It was medieval pot specialist Paul Blinkhorn who introduced me to the peculiar nature of archaeology in film. His lecture, delivered to an audience of summer diggers, was a smirky romp through the wilder fantasies of B-movie directors.
I won’t steal his punchline by telling you which movie came out tops for realism, in case you get a chance to hear it in person. Suffice to say, along the way we encountered any number of crystal skulls, escaped mummies, white worms, and Cluedo murders – but nothing that remotely resembled a real excavation.
No wonder, I thought. How do you turn the slow, methodical, almost static process of trowelling – heads down, bums up, chink-chink-chink – into a movie?
Then, suddenly, at the start of this year, I heard that a film about a real excavation was about to be released by Netflix. As far as I am aware, it is a first. Is there another? I mean a film where the whole thing revolves around an archaeological dig that really happened? This is the only one, right?
The Dig is a beautiful film. Ralph Fiennes is brilliant and utterly convincing as Suffolk archaeologist Basil Brown. Carey Mulligan is grand as Edith Pretty, the local landowner who facilitates the excavation of Mound 1 at Sutton Hoo in 1939. Ken Stott’s caricature of Cambridge toff Charles Phillips supplies a love-to-hate baddie for the mini class conflict.
Mike Eley, director of photography, has captured the scowling bleakness and sheeting rain of coastal Suffolk. And there is a moving depth to it all, with its interwoven stories of human tribulation and tragedy, its plumbing of eternal questions about life, death, and continuity; questions underlined by the countdown to war that summer.
There is much more to be said. If you haven’t yet seen the film: strongly recommended. But…
The dig is, of course, a performer: it provides the main set within and around which the whole human drama unfolds; it drives the narrative, as we see the ship revealed, then the treasure discovered; it is the bearer of so many of the film’s heavy motifs. Life may be very brutal, Brown tells Mrs Pretty, but the ship is ‘part of something continuous, so we don’t really die’.
Even so, I was desperately disappointed that what was, for me, the single most important thing about the excavation was missed. One minute we have a narrow trench into the mound. The next we have the ship revealed. And the only reference to Brown’s brilliant innovation was to see him rushing into the Ipswich Museum seeking confirmation that they had found iron rivets at Snape.

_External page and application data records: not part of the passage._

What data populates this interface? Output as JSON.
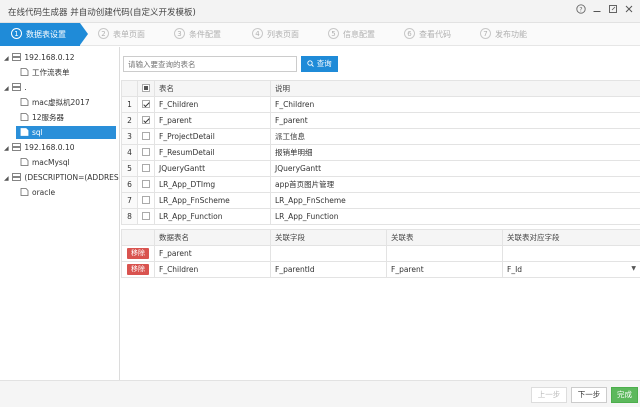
{
  "window": {
    "title": "在线代码生成器 并自动创建代码(自定义开发模板)",
    "icons": [
      "help-icon",
      "minimize-icon",
      "maximize-icon",
      "close-icon"
    ]
  },
  "steps": [
    {
      "num": "1",
      "label": "数据表设置",
      "active": true
    },
    {
      "num": "2",
      "label": "表单页面"
    },
    {
      "num": "3",
      "label": "条件配置"
    },
    {
      "num": "4",
      "label": "列表页面"
    },
    {
      "num": "5",
      "label": "信息配置"
    },
    {
      "num": "6",
      "label": "查看代码"
    },
    {
      "num": "7",
      "label": "发布功能"
    }
  ],
  "tree": [
    {
      "label": "192.168.0.12",
      "expander": "◢",
      "icon": "server-icon"
    },
    {
      "label": "工作流表单",
      "icon": "database-icon"
    },
    {
      "label": ".",
      "expander": "◢",
      "icon": "server-icon"
    },
    {
      "label": "mac虚拟机2017",
      "icon": "database-icon"
    },
    {
      "label": "12服务器",
      "icon": "database-icon"
    },
    {
      "label": "sql",
      "icon": "database-icon",
      "selected": true
    },
    {
      "label": "192.168.0.10",
      "expander": "◢",
      "icon": "server-icon"
    },
    {
      "label": "macMysql",
      "icon": "database-icon"
    },
    {
      "label": "(DESCRIPTION=(ADDRESS=(",
      "expander": "◢",
      "icon": "server-icon"
    },
    {
      "label": "oracle",
      "icon": "database-icon"
    }
  ],
  "search": {
    "placeholder": "请输入要查询的表名",
    "button": "查询",
    "button_icon": "search-icon"
  },
  "table1": {
    "headers": [
      "",
      "",
      "表名",
      "说明"
    ],
    "rows": [
      {
        "num": "1",
        "checked": true,
        "name": "F_Children",
        "desc": "F_Children"
      },
      {
        "num": "2",
        "checked": true,
        "name": "F_parent",
        "desc": "F_parent"
      },
      {
        "num": "3",
        "checked": false,
        "name": "F_ProjectDetail",
        "desc": "派工信息"
      },
      {
        "num": "4",
        "checked": false,
        "name": "F_ResumDetail",
        "desc": "报销单明细"
      },
      {
        "num": "5",
        "checked": false,
        "name": "JQueryGantt",
        "desc": "JQueryGantt"
      },
      {
        "num": "6",
        "checked": false,
        "name": "LR_App_DTImg",
        "desc": "app首页图片管理"
      },
      {
        "num": "7",
        "checked": false,
        "name": "LR_App_FnScheme",
        "desc": "LR_App_FnScheme"
      },
      {
        "num": "8",
        "checked": false,
        "name": "LR_App_Function",
        "desc": "LR_App_Function"
      }
    ]
  },
  "table2": {
    "headers": [
      "",
      "数据表名",
      "关联字段",
      "关联表",
      "关联表对应字段"
    ],
    "rows": [
      {
        "action": "移除",
        "table": "F_parent",
        "field": "",
        "rel_table": "",
        "rel_field": "",
        "dropdown": false
      },
      {
        "action": "移除",
        "table": "F_Children",
        "field": "F_parentId",
        "rel_table": "F_parent",
        "rel_field": "F_Id",
        "dropdown": true
      }
    ]
  },
  "footer": {
    "prev": "上一步",
    "next": "下一步",
    "finish": "完成"
  },
  "colors": {
    "accent": "#1f8bd8",
    "danger": "#d9534f",
    "success": "#5cb85c"
  }
}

To explain. The traditional way to dig a burial mound was to sample it by cutting a trench through the side from the edge to the centre. This way, in theory, you would have your sections through the mound as a whole and you would locate whatever was buried in the middle.
This, for sure, was an improvement on antiquarian treasure hunts, which typically involved driving a shaft from the top into the heart of the mound. But had Brown continued to trench, there would have been no ship.
The first rivet convinced Brown he had a ship – or, rather, a ‘ship’. Because he also realised that all that remained of the ship was lines of rusty metal objects associated with deposits of discoloured sand. Everything hinged on exposing the shape thus represented without dislodging the fragile evidence.
What you see in the pictures is not a ship, but a shape in the sand. What you see is the brilliance of Basil Brown – the working-class man born to the soil who learned his trade of excavation on the job, and who realised that the only way to dig Mound 1 was to excavate out all the soil inside the hull to recreate the shape of the vanished ship in which an Anglo-Saxon king had gone to meet his ancestors.
Pity they missed that in an otherwise superb movie. After all, any old toff in a bow tie can dig up gold. But a sand ship…